By Kevin Galvin
Associated Press Writer
Thursday, July 30, 1998
WASHINGTON (AP) --
Court-appointed overseers responsible for ridding the Teamsters
union of organized crime figures reacted angrily Thursday to accusations
they were biased against opponents of former Teamsters President
At a hearing before the House Education and
Workforce subcommittee, former U.S. District Judge Frederick Lacy
called the accusations from Republicans on the House panel unfair.
Lacy and another lifelong Republican and
one time-federal judge -- former FBI Director William Webster
-- and United Mine Workers union general counsel Grant Crandall
form a three-member Independent Review Board established to fight
corruption in the Teamsters union.
The board, created as part of a 1989 consent
decree the Teamsters signed with the Justice Department, is widely
credited with helping to clean up the union by trusteeing corrupt
locals and forcing members and associates of the Mafia to resign.
During earlier hearings, Republican committee
members had embraced testimony from witnesses who felt they were
wronged by Carey and suggested that the IRB had been biased against
Carey's opponents within the union.
Quoting from hearing transcripts, Cassandra
Lenchner, the Democratic counsel on the House panel, asked the
IRB officials Thursday to respond to GOP accusations that the
board tired to protect Carey and that ``Lacey doesn't really want
to get involved too much in learning things that seem to go against
his own judgement.''
``I can't understand how people who are responsible
and know what we've done here can engage in that,'' Lacey responded.
``This is not fair.''
He asked members of the House committee who
had any other questions about his performance to ask them now,
``instead of waiting until I'm absent.''
Former U.S. Attorney Charles Carberry, who
acts as the IRB's chief investigator and recommends charges to
a three-member panel, was choked with emotion when asked if internal
union politics ever influenced his decision to bring charges.
``I took an oath,'' he said Thursday. ``I
have never let my personal opinion interfere with my professional
Teamsters communications director Matt Witt
also appeared at Thursday's hearing but an effort by the panel's
Democrats to let him testify was ruled out of order by Chairman
Pete Hoekstra, R-Mich.
Last week, the committee's Republican counsel,
Victoria Toensing, said Witt had resigned from the union and had
been spotted shredding documents over the weekend.
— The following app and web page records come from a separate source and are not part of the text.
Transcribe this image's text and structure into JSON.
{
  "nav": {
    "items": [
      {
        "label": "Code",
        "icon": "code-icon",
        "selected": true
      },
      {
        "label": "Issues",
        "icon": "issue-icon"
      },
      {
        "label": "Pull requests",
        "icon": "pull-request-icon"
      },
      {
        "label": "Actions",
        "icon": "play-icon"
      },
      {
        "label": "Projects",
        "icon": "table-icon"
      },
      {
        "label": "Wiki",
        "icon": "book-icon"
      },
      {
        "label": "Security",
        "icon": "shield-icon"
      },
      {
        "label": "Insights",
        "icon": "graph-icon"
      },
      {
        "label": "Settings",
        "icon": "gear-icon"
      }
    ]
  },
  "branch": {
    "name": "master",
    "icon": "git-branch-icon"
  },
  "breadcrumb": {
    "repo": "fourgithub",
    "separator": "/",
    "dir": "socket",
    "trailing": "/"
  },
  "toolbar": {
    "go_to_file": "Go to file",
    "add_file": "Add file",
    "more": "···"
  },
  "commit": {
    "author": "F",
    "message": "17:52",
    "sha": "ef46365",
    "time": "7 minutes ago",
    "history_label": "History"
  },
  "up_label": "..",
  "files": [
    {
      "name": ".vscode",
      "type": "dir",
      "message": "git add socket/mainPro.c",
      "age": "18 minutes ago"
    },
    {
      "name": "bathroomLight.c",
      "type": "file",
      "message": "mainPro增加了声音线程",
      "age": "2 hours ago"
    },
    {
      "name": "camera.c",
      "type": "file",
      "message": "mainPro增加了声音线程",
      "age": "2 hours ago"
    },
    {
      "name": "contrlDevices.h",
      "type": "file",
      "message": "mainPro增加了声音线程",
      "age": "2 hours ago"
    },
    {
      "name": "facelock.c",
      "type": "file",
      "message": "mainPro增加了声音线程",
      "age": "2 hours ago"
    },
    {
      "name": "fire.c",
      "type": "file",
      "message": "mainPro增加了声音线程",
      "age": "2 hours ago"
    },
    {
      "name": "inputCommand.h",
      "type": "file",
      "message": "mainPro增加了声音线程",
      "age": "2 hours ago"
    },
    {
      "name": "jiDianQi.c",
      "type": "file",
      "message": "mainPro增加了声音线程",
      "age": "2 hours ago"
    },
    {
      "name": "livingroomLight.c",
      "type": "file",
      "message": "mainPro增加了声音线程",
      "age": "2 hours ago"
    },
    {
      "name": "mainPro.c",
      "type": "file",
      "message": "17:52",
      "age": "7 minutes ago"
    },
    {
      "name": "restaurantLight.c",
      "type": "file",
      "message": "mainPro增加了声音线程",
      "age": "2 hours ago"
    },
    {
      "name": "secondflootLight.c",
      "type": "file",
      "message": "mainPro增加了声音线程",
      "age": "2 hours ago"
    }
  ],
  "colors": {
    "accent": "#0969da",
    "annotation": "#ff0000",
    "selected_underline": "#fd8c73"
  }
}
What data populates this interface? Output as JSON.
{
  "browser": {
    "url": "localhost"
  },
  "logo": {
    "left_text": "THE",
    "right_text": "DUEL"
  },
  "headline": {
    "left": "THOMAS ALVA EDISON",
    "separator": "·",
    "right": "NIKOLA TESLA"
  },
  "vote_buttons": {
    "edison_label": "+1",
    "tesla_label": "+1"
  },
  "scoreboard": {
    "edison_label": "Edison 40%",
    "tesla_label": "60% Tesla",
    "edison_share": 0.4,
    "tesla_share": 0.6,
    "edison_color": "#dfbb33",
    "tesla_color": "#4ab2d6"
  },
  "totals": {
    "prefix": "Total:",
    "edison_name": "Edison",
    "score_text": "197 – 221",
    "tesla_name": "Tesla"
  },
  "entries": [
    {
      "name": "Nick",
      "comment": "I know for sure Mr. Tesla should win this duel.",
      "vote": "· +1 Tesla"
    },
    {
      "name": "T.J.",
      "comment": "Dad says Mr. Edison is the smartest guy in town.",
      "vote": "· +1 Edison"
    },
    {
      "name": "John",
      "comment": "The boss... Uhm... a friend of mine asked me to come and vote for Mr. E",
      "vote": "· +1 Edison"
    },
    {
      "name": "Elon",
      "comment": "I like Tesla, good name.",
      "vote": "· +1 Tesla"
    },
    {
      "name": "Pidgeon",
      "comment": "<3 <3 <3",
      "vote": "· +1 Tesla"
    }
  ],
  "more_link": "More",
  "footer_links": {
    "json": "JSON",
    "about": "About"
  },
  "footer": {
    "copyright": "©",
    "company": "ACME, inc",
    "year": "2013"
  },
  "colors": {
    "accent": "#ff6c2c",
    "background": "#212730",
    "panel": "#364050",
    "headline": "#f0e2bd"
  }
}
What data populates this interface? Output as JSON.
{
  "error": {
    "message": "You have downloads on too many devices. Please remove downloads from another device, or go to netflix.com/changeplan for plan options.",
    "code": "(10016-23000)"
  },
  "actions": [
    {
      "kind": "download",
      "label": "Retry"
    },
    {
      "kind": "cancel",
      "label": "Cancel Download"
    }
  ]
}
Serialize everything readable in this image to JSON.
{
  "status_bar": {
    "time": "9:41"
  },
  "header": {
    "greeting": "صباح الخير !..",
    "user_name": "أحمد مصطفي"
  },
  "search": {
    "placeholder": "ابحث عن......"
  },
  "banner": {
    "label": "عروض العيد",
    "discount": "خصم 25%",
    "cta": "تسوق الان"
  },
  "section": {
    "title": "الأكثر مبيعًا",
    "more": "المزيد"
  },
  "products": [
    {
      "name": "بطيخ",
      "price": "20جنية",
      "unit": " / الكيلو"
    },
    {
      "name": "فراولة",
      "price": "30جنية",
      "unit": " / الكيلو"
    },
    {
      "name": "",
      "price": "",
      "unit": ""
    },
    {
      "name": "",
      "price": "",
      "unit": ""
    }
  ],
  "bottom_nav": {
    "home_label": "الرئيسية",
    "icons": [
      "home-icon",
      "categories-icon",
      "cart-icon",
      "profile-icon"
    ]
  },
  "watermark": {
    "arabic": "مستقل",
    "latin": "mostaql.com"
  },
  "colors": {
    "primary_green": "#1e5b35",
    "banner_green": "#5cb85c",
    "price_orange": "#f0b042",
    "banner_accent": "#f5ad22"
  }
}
Witt said Thursday
he had not resigned and he denounced Toensing's remarks as an
effort to generate negative publicity about the union.
``People like Matt Witt deserve an apology,
and I think each of you deserve an apology,'' Rep. Ron Kind, D-Wisc.,
told the IRB members. ``We've got to end this character assassination
that's been going on for too long in this investigation.''
Hoekstra said the committee's staff would
use its newly won power to conduct sworn depositions to ``get
to the bottom of the allegation.''
Carey was expelled from the union on Monday
after the review board said he was responsible for illegally directing
$885,000 in union funds to third-party political groups to boost
his 1996 re-election over James P. Hoffa for the union's presidency.
Hoekstra's subcommittee has been investigating
the possible involvement of Democratic party officials in the
© Copyright 1998 The Associated Press